TASK TO CARRY OUT | Exactly as written, print each of the entries.

[AVAILABLE DATA Boundary: Start]

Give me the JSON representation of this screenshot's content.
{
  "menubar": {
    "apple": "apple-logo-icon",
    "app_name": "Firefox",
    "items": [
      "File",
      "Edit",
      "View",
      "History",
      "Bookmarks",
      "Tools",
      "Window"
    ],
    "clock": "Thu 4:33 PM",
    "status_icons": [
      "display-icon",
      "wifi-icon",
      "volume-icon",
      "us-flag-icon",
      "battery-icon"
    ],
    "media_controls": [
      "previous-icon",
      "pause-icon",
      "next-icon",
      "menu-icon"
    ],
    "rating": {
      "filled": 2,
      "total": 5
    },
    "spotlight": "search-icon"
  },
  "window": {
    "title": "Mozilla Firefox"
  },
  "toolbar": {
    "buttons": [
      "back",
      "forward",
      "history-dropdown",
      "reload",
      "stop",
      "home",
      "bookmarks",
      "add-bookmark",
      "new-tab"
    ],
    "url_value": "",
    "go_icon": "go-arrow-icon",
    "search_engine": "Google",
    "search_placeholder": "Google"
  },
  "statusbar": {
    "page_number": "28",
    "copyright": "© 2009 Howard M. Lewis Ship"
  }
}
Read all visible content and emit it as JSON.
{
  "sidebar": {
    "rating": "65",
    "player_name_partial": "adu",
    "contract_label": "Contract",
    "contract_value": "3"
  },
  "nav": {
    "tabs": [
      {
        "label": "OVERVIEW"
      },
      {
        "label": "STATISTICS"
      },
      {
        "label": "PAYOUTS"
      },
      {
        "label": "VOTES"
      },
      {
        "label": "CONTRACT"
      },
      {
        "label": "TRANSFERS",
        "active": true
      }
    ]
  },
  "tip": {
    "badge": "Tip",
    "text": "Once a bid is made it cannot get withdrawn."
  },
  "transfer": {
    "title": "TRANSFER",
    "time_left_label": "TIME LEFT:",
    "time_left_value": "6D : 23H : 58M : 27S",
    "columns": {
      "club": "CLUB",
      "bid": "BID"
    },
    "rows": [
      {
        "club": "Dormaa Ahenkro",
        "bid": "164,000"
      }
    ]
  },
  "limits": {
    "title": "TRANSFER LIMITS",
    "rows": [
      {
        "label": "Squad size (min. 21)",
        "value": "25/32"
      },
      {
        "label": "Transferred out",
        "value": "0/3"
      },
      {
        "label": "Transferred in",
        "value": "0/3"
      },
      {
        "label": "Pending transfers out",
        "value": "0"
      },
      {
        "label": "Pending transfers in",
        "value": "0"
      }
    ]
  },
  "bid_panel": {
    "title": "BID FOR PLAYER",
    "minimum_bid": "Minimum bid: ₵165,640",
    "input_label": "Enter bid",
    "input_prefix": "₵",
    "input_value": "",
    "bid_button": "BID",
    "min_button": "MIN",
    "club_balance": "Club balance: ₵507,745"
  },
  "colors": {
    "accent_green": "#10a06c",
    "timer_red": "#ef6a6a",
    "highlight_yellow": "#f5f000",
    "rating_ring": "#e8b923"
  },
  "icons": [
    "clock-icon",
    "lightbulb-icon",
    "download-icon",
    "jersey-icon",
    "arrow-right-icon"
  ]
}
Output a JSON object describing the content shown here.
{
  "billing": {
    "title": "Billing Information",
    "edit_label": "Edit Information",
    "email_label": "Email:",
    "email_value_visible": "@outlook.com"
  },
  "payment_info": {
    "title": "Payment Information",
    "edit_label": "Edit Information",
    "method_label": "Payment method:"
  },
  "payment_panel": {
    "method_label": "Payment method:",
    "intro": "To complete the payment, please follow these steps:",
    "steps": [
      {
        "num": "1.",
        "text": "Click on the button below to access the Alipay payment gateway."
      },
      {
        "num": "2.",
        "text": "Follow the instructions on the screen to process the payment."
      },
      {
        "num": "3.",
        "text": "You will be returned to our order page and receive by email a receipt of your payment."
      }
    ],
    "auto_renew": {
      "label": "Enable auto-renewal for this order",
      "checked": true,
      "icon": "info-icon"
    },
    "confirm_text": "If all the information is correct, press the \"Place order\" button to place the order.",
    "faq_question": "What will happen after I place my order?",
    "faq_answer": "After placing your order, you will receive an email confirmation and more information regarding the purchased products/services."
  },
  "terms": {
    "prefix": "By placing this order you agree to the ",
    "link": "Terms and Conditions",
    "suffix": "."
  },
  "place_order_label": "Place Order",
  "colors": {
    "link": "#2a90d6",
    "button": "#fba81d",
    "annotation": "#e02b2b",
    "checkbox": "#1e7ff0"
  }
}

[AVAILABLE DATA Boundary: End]

ANSWER TO THIS PROBLEM |
Give me the JSON representation of this screenshot's content.
{
  "menubar": {
    "apple": "apple-logo-icon",
    "app_name": "Firefox",
    "items": [
      "File",
      "Edit",
      "View",
      "History",
      "Bookmarks",
      "Tools",
      "Window"
    ],
    "clock": "Thu 4:33 PM",
    "status_icons": [
      "display-icon",
      "wifi-icon",
      "volume-icon",
      "us-flag-icon",
      "battery-icon"
    ],
    "media_controls": [
      "previous-icon",
      "pause-icon",
      "next-icon",
      "menu-icon"
    ],
    "rating": {
      "filled": 2,
      "total": 5
    },
    "spotlight": "search-icon"
  },
  "window": {
    "title": "Mozilla Firefox"
  },
  "toolbar": {
    "buttons": [
      "back",
      "forward",
      "history-dropdown",
      "reload",
      "stop",
      "home",
      "bookmarks",
      "add-bookmark",
      "new-tab"
    ],
    "url_value": "",
    "go_icon": "go-arrow-icon",
    "search_engine": "Google",
    "search_placeholder": "Google"
  },
  "statusbar": {
    "page_number": "28",
    "copyright": "© 2009 Howard M. Lewis Ship"
  }
}
Read all visible content and emit it as JSON.
{
  "sidebar": {
    "rating": "65",
    "player_name_partial": "adu",
    "contract_label": "Contract",
    "contract_value": "3"
  },
  "nav": {
    "tabs": [
      {
        "label": "OVERVIEW"
      },
      {
        "label": "STATISTICS"
      },
      {
        "label": "PAYOUTS"
      },
      {
        "label": "VOTES"
      },
      {
        "label": "CONTRACT"
      },
      {
        "label": "TRANSFERS",
        "active": true
      }
    ]
  },
  "tip": {
    "badge": "Tip",
    "text": "Once a bid is made it cannot get withdrawn."
  },
  "transfer": {
    "title": "TRANSFER",
    "time_left_label": "TIME LEFT:",
    "time_left_value": "6D : 23H : 58M : 27S",
    "columns": {
      "club": "CLUB",
      "bid": "BID"
    },
    "rows": [
      {
        "club": "Dormaa Ahenkro",
        "bid": "164,000"
      }
    ]
  },
  "limits": {
    "title": "TRANSFER LIMITS",
    "rows": [
      {
        "label": "Squad size (min. 21)",
        "value": "25/32"
      },
      {
        "label": "Transferred out",
        "value": "0/3"
      },
      {
        "label": "Transferred in",
        "value": "0/3"
      },
      {
        "label": "Pending transfers out",
        "value": "0"
      },
      {
        "label": "Pending transfers in",
        "value": "0"
      }
    ]
  },
  "bid_panel": {
    "title": "BID FOR PLAYER",
    "minimum_bid": "Minimum bid: ₵165,640",
    "input_label": "Enter bid",
    "input_prefix": "₵",
    "input_value": "",
    "bid_button": "BID",
    "min_button": "MIN",
    "club_balance": "Club balance: ₵507,745"
  },
  "colors": {
    "accent_green": "#10a06c",
    "timer_red": "#ef6a6a",
    "highlight_yellow": "#f5f000",
    "rating_ring": "#e8b923"
  },
  "icons": [
    "clock-icon",
    "lightbulb-icon",
    "download-icon",
    "jersey-icon",
    "arrow-right-icon"
  ]
}
Output a JSON object describing the content shown here.
{
  "billing": {
    "title": "Billing Information",
    "edit_label": "Edit Information",
    "email_label": "Email:",
    "email_value_visible": "@outlook.com"
  },
  "payment_info": {
    "title": "Payment Information",
    "edit_label": "Edit Information",
    "method_label": "Payment method:"
  },
  "payment_panel": {
    "method_label": "Payment method:",
    "intro": "To complete the payment, please follow these steps:",
    "steps": [
      {
        "num": "1.",
        "text": "Click on the button below to access the Alipay payment gateway."
      },
      {
        "num": "2.",
        "text": "Follow the instructions on the screen to process the payment."
      },
      {
        "num": "3.",
        "text": "You will be returned to our order page and receive by email a receipt of your payment."
      }
    ],
    "auto_renew": {
      "label": "Enable auto-renewal for this order",
      "checked": true,
      "icon": "info-icon"
    },
    "confirm_text": "If all the information is correct, press the \"Place order\" button to place the order.",
    "faq_question": "What will happen after I place my order?",
    "faq_answer": "After placing your order, you will receive an email confirmation and more information regarding the purchased products/services."
  },
  "terms": {
    "prefix": "By placing this order you agree to the ",
    "link": "Terms and Conditions",
    "suffix": "."
  },
  "place_order_label": "Place Order",
  "colors": {
    "link": "#2a90d6",
    "button": "#fba81d",
    "annotation": "#e02b2b",
    "checkbox": "#1e7ff0"
  }
}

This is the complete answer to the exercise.